(Collection entries)
==========

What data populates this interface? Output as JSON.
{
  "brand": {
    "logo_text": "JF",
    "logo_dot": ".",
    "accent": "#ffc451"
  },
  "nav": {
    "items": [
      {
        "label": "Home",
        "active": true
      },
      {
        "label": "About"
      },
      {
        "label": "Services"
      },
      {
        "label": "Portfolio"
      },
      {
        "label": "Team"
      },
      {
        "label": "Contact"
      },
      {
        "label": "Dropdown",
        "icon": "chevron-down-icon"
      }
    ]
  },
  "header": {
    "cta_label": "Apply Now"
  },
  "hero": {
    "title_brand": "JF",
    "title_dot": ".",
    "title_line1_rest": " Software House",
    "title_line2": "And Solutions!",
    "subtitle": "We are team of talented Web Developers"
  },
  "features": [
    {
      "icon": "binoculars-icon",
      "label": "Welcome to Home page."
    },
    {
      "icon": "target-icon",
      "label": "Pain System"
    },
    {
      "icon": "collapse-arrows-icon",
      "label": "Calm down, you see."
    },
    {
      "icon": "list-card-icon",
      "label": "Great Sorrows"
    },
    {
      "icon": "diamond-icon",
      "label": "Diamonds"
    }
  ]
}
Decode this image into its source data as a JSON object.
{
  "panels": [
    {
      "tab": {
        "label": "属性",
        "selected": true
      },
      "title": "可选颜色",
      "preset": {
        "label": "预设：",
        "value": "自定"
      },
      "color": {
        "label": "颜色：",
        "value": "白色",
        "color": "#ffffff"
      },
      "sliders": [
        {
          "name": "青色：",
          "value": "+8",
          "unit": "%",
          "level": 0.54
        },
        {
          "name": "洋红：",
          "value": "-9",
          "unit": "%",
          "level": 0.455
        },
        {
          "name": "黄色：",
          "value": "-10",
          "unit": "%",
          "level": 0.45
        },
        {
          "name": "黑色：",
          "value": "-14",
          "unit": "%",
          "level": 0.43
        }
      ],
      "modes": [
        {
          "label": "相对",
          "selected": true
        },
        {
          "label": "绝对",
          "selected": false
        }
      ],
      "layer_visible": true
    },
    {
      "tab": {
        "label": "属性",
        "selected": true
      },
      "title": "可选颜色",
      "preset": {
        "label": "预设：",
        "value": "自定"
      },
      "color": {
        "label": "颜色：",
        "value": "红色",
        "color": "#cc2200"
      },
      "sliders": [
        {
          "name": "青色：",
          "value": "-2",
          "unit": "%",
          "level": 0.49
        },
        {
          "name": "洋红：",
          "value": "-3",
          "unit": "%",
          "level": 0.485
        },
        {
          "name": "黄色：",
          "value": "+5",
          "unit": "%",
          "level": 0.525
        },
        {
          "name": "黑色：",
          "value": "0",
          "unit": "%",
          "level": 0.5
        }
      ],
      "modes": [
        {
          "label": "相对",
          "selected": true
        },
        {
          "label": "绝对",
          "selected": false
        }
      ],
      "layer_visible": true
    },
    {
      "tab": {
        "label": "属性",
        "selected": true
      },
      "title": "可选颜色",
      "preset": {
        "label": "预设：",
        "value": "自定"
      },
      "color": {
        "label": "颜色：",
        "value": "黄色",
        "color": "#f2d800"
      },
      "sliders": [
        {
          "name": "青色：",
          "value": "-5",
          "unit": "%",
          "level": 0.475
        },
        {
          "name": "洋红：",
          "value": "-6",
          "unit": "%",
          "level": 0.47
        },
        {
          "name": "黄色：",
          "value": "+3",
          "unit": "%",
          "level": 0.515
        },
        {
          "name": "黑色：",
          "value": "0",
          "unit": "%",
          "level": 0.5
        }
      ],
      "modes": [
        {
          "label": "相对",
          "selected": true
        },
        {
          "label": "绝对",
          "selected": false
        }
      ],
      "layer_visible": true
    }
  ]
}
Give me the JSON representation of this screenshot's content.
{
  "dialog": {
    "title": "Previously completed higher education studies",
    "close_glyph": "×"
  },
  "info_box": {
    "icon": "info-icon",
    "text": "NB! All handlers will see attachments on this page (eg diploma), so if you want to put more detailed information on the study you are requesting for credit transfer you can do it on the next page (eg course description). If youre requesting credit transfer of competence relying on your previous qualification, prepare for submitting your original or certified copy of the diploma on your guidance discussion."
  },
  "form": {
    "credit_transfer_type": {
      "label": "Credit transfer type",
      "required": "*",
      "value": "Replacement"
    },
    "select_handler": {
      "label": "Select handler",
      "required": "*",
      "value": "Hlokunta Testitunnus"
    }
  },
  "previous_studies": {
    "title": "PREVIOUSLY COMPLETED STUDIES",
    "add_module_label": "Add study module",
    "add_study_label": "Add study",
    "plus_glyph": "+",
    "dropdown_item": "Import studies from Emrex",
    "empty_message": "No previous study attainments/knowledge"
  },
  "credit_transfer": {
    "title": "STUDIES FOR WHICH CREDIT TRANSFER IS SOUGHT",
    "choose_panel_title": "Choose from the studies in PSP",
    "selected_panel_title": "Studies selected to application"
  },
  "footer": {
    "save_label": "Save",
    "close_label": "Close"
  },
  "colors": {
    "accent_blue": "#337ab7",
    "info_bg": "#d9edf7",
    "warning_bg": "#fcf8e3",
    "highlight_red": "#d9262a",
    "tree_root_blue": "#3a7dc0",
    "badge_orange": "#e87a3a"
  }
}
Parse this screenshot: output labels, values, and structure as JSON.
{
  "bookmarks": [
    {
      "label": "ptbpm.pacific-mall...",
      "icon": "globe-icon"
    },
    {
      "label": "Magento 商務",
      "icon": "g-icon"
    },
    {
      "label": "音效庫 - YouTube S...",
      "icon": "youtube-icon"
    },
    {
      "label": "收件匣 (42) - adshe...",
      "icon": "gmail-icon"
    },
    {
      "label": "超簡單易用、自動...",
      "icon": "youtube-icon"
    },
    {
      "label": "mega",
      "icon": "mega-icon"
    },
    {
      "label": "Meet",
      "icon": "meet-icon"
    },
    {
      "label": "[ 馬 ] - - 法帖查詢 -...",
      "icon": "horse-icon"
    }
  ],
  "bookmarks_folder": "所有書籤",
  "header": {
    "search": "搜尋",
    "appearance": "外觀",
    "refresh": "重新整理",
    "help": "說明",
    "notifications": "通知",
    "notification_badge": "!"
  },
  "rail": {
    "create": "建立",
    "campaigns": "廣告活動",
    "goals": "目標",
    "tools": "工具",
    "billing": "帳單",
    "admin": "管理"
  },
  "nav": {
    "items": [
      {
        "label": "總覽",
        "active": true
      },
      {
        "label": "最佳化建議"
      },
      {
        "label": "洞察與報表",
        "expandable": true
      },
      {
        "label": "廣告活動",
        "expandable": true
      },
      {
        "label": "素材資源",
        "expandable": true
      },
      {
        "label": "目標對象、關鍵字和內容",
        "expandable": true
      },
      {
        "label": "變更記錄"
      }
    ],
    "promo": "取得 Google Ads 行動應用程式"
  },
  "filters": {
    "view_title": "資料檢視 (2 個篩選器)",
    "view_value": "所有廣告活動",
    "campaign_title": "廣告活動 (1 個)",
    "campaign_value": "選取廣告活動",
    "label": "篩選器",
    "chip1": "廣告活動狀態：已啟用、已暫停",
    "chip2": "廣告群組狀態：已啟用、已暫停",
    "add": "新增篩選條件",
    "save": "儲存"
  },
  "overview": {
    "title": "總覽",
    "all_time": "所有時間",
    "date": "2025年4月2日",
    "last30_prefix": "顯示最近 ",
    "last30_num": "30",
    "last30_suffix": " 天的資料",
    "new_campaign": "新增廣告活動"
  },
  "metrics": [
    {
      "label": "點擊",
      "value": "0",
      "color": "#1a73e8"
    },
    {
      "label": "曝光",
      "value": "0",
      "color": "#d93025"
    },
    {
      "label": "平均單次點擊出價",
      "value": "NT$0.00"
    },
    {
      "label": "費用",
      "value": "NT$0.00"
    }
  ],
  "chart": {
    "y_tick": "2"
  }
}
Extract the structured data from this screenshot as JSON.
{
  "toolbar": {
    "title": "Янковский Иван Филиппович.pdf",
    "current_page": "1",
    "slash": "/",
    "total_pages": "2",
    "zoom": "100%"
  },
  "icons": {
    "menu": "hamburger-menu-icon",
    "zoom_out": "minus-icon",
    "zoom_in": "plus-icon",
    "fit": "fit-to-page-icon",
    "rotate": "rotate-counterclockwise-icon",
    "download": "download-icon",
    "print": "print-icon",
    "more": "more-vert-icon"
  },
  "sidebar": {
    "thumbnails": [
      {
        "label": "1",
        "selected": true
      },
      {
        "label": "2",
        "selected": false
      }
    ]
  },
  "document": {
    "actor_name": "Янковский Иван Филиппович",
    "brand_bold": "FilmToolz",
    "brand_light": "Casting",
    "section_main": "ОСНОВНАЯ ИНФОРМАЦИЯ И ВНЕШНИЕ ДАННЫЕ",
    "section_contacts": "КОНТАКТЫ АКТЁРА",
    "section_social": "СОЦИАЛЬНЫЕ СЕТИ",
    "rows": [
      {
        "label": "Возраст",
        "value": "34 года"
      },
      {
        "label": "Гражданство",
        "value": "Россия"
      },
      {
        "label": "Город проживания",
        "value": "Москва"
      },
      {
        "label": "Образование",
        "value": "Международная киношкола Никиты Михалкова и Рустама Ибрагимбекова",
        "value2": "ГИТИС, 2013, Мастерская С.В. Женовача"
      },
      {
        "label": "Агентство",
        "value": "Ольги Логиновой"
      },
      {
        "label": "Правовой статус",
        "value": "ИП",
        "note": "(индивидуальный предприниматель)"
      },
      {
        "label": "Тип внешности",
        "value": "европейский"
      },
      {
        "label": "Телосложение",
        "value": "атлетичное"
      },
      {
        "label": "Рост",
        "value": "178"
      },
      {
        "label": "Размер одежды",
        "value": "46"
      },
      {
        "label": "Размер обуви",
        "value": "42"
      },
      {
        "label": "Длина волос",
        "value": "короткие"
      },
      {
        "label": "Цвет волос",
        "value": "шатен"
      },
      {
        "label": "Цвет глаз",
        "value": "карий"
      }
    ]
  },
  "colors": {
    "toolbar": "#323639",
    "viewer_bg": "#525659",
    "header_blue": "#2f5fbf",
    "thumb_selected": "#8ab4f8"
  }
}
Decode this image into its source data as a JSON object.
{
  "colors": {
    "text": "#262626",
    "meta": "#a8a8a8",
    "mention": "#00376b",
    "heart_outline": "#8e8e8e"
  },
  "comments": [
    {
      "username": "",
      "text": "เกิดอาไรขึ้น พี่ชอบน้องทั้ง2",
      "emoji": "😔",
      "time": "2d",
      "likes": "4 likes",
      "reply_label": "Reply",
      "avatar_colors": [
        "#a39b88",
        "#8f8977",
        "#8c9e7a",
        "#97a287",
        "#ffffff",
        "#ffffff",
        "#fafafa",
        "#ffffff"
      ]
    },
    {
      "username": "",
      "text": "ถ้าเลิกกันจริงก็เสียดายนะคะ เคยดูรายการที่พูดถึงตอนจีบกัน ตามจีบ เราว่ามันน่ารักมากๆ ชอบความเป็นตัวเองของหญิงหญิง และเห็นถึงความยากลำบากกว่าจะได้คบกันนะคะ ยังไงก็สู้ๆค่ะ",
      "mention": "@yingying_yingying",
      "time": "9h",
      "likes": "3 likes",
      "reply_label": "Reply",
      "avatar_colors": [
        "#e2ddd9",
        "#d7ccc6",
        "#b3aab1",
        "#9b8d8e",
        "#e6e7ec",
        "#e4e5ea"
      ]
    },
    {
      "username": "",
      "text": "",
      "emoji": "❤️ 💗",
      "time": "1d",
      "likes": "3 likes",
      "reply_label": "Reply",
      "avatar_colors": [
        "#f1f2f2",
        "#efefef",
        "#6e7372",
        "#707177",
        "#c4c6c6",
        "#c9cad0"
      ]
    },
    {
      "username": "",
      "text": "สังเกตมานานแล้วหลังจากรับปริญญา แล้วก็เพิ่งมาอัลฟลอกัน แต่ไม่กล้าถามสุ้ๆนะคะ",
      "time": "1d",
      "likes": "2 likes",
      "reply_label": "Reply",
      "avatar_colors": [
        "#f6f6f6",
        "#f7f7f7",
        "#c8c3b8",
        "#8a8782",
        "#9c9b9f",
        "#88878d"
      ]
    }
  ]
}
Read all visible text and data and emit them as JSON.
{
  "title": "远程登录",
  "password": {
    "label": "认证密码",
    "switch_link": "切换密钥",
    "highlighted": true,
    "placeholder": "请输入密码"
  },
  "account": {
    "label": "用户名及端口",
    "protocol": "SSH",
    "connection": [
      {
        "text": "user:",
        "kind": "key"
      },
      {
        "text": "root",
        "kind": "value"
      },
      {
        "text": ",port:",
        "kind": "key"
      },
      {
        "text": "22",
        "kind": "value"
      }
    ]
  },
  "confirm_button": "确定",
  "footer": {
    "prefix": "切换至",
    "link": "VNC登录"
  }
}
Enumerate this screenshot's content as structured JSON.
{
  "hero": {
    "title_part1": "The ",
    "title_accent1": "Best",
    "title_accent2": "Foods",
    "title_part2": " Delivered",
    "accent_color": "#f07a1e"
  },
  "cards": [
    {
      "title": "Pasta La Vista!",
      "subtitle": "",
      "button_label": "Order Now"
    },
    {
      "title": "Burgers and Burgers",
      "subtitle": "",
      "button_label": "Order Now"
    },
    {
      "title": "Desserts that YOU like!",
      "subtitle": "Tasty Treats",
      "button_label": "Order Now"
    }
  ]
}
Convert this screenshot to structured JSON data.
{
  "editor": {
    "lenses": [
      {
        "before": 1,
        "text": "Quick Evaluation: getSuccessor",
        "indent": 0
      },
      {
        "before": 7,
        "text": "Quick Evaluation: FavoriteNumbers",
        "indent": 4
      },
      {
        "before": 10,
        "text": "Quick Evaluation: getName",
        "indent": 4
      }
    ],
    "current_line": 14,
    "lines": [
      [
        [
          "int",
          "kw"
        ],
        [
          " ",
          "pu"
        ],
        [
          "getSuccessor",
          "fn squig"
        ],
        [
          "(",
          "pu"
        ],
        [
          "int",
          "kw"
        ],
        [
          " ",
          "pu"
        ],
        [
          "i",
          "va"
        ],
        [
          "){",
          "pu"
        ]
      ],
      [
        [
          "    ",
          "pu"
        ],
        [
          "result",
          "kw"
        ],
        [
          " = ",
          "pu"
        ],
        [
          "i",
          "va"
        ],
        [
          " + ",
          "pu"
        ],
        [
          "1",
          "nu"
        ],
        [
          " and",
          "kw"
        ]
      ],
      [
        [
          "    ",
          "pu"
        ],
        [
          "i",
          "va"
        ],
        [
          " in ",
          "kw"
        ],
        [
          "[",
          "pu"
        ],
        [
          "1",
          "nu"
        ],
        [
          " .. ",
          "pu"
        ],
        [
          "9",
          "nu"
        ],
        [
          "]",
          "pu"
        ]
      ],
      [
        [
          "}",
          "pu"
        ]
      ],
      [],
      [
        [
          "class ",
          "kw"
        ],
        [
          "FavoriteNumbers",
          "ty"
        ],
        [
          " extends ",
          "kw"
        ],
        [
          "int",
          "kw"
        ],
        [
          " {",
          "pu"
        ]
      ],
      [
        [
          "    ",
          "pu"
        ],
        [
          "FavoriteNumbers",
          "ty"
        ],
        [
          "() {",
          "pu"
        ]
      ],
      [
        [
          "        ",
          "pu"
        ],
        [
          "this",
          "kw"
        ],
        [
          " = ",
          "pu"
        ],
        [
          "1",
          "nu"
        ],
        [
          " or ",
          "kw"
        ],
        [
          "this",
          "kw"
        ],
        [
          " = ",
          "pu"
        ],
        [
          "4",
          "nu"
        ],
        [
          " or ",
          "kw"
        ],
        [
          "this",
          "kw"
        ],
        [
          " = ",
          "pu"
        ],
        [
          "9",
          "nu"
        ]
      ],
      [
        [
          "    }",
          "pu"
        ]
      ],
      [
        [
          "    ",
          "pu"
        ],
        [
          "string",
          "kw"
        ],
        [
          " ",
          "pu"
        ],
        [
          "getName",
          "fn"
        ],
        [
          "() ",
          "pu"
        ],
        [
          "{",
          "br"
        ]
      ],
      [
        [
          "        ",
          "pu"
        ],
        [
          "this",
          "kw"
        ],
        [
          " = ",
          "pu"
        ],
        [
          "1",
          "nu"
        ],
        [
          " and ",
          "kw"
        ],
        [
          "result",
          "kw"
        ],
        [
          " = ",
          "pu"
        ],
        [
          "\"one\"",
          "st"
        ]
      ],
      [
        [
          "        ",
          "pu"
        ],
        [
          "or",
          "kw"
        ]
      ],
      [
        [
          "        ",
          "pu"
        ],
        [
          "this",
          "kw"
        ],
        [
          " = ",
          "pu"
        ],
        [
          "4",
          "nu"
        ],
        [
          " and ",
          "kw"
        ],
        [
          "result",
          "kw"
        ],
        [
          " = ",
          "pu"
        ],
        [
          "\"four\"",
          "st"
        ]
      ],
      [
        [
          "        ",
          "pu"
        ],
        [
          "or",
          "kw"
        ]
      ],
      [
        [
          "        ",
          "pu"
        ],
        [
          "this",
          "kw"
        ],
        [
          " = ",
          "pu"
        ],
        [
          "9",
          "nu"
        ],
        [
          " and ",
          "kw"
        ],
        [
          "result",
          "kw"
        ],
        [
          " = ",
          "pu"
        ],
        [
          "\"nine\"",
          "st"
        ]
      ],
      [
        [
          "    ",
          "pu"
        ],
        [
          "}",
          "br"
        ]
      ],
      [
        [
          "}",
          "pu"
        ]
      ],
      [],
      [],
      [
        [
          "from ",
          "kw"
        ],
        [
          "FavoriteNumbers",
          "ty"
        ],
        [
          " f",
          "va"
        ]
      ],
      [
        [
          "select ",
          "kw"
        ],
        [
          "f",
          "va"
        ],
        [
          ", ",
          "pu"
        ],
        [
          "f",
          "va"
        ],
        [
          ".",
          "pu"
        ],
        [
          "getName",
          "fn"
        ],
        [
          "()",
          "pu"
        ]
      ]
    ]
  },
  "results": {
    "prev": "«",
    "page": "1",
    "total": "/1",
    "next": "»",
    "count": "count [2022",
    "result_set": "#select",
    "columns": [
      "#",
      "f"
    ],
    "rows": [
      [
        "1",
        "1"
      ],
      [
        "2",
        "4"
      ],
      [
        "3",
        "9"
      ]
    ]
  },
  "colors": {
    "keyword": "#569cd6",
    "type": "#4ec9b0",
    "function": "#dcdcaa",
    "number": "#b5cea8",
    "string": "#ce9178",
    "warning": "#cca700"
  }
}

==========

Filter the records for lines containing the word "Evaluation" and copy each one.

* OUTPUT OF THE TASK
        "text": "Quick Evaluation: getSuccessor",
        "text": "Quick Evaluation: FavoriteNumbers",
        "text": "Quick Evaluation: getName",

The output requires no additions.